[[ RECORDS FOR THIS TASK open ]]

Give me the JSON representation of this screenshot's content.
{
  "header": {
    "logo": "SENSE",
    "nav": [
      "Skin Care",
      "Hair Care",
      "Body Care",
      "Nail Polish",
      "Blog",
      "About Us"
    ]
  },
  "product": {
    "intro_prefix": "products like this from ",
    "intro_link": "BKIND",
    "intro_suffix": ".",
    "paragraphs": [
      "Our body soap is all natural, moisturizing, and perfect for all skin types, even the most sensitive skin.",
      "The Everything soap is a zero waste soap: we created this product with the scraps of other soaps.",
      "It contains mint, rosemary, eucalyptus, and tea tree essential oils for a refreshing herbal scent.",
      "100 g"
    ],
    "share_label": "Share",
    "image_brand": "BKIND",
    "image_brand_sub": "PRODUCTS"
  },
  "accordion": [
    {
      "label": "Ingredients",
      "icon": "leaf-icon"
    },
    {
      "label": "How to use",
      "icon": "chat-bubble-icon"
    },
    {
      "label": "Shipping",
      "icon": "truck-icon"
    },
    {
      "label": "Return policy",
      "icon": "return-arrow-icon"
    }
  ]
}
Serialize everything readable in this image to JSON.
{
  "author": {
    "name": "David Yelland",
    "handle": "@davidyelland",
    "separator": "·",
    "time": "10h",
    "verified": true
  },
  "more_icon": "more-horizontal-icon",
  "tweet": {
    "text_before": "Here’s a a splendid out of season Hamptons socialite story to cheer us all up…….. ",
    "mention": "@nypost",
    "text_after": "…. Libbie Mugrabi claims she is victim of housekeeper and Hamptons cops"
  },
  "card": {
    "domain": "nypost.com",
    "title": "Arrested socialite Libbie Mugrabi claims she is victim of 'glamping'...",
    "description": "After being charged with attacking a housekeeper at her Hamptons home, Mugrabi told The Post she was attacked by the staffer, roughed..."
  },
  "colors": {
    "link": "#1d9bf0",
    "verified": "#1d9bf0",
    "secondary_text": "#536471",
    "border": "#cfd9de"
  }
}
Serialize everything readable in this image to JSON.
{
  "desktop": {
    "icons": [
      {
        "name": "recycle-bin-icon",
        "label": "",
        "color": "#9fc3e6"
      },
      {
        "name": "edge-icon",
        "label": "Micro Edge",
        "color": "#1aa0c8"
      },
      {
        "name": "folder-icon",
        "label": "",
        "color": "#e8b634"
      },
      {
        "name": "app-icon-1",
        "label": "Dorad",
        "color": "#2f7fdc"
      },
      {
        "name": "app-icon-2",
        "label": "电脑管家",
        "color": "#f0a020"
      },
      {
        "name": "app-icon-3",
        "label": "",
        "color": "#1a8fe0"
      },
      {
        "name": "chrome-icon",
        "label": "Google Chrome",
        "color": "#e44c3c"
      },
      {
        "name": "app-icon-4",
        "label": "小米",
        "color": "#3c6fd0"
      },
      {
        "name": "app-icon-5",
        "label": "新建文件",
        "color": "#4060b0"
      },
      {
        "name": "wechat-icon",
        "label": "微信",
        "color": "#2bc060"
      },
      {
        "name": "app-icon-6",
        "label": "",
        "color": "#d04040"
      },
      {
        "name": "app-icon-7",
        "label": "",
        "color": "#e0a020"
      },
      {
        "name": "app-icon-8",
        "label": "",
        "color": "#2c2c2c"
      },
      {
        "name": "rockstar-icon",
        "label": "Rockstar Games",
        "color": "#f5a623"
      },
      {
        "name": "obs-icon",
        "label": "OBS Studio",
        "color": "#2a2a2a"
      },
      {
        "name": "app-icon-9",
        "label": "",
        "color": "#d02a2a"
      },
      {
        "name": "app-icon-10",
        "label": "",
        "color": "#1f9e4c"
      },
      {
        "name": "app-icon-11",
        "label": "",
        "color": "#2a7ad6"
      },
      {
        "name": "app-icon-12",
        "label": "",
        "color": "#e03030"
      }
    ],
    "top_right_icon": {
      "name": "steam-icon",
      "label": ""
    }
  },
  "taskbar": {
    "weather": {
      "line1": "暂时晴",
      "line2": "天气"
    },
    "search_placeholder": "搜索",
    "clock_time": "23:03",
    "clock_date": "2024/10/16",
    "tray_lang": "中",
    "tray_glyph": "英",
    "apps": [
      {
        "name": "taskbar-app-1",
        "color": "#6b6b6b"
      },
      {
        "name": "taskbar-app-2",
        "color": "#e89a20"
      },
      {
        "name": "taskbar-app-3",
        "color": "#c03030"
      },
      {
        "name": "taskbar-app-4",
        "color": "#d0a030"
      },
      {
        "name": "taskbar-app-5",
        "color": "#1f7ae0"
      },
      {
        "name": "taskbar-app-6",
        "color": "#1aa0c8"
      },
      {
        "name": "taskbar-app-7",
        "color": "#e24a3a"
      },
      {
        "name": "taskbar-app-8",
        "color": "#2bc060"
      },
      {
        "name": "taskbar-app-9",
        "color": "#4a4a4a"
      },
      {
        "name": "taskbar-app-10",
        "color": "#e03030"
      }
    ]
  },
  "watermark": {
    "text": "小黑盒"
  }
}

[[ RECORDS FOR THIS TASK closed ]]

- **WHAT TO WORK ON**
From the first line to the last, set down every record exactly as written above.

- **ANSWER TO THE EXERCISE**
Give me the JSON representation of this screenshot's content.
{
  "header": {
    "logo": "SENSE",
    "nav": [
      "Skin Care",
      "Hair Care",
      "Body Care",
      "Nail Polish",
      "Blog",
      "About Us"
    ]
  },
  "product": {
    "intro_prefix": "products like this from ",
    "intro_link": "BKIND",
    "intro_suffix": ".",
    "paragraphs": [
      "Our body soap is all natural, moisturizing, and perfect for all skin types, even the most sensitive skin.",
      "The Everything soap is a zero waste soap: we created this product with the scraps of other soaps.",
      "It contains mint, rosemary, eucalyptus, and tea tree essential oils for a refreshing herbal scent.",
      "100 g"
    ],
    "share_label": "Share",
    "image_brand": "BKIND",
    "image_brand_sub": "PRODUCTS"
  },
  "accordion": [
    {
      "label": "Ingredients",
      "icon": "leaf-icon"
    },
    {
      "label": "How to use",
      "icon": "chat-bubble-icon"
    },
    {
      "label": "Shipping",
      "icon": "truck-icon"
    },
    {
      "label": "Return policy",
      "icon": "return-arrow-icon"
    }
  ]
}
Serialize everything readable in this image to JSON.
{
  "author": {
    "name": "David Yelland",
    "handle": "@davidyelland",
    "separator": "·",
    "time": "10h",
    "verified": true
  },
  "more_icon": "more-horizontal-icon",
  "tweet": {
    "text_before": "Here’s a a splendid out of season Hamptons socialite story to cheer us all up…….. ",
    "mention": "@nypost",
    "text_after": "…. Libbie Mugrabi claims she is victim of housekeeper and Hamptons cops"
  },
  "card": {
    "domain": "nypost.com",
    "title": "Arrested socialite Libbie Mugrabi claims she is victim of 'glamping'...",
    "description": "After being charged with attacking a housekeeper at her Hamptons home, Mugrabi told The Post she was attacked by the staffer, roughed..."
  },
  "colors": {
    "link": "#1d9bf0",
    "verified": "#1d9bf0",
    "secondary_text": "#536471",
    "border": "#cfd9de"
  }
}
Serialize everything readable in this image to JSON.
{
  "desktop": {
    "icons": [
      {
        "name": "recycle-bin-icon",
        "label": "",
        "color": "#9fc3e6"
      },
      {
        "name": "edge-icon",
        "label": "Micro Edge",
        "color": "#1aa0c8"
      },
      {
        "name": "folder-icon",
        "label": "",
        "color": "#e8b634"
      },
      {
        "name": "app-icon-1",
        "label": "Dorad",
        "color": "#2f7fdc"
      },
      {
        "name": "app-icon-2",
        "label": "电脑管家",
        "color": "#f0a020"
      },
      {
        "name": "app-icon-3",
        "label": "",
        "color": "#1a8fe0"
      },
      {
        "name": "chrome-icon",
        "label": "Google Chrome",
        "color": "#e44c3c"
      },
      {
        "name": "app-icon-4",
        "label": "小米",
        "color": "#3c6fd0"
      },
      {
        "name": "app-icon-5",
        "label": "新建文件",
        "color": "#4060b0"
      },
      {
        "name": "wechat-icon",
        "label": "微信",
        "color": "#2bc060"
      },
      {
        "name": "app-icon-6",
        "label": "",
        "color": "#d04040"
      },
      {
        "name": "app-icon-7",
        "label": "",
        "color": "#e0a020"
      },
      {
        "name": "app-icon-8",
        "label": "",
        "color": "#2c2c2c"
      },
      {
        "name": "rockstar-icon",
        "label": "Rockstar Games",
        "color": "#f5a623"
      },
      {
        "name": "obs-icon",
        "label": "OBS Studio",
        "color": "#2a2a2a"
      },
      {
        "name": "app-icon-9",
        "label": "",
        "color": "#d02a2a"
      },
      {
        "name": "app-icon-10",
        "label": "",
        "color": "#1f9e4c"
      },
      {
        "name": "app-icon-11",
        "label": "",
        "color": "#2a7ad6"
      },
      {
        "name": "app-icon-12",
        "label": "",
        "color": "#e03030"
      }
    ],
    "top_right_icon": {
      "name": "steam-icon",
      "label": ""
    }
  },
  "taskbar": {
    "weather": {
      "line1": "暂时晴",
      "line2": "天气"
    },
    "search_placeholder": "搜索",
    "clock_time": "23:03",
    "clock_date": "2024/10/16",
    "tray_lang": "中",
    "tray_glyph": "英",
    "apps": [
      {
        "name": "taskbar-app-1",
        "color": "#6b6b6b"
      },
      {
        "name": "taskbar-app-2",
        "color": "#e89a20"
      },
      {
        "name": "taskbar-app-3",
        "color": "#c03030"
      },
      {
        "name": "taskbar-app-4",
        "color": "#d0a030"
      },
      {
        "name": "taskbar-app-5",
        "color": "#1f7ae0"
      },
      {
        "name": "taskbar-app-6",
        "color": "#1aa0c8"
      },
      {
        "name": "taskbar-app-7",
        "color": "#e24a3a"
      },
      {
        "name": "taskbar-app-8",
        "color": "#2bc060"
      },
      {
        "name": "taskbar-app-9",
        "color": "#4a4a4a"
      },
      {
        "name": "taskbar-app-10",
        "color": "#e03030"
      }
    ]
  },
  "watermark": {
    "text": "小黑盒"
  }
}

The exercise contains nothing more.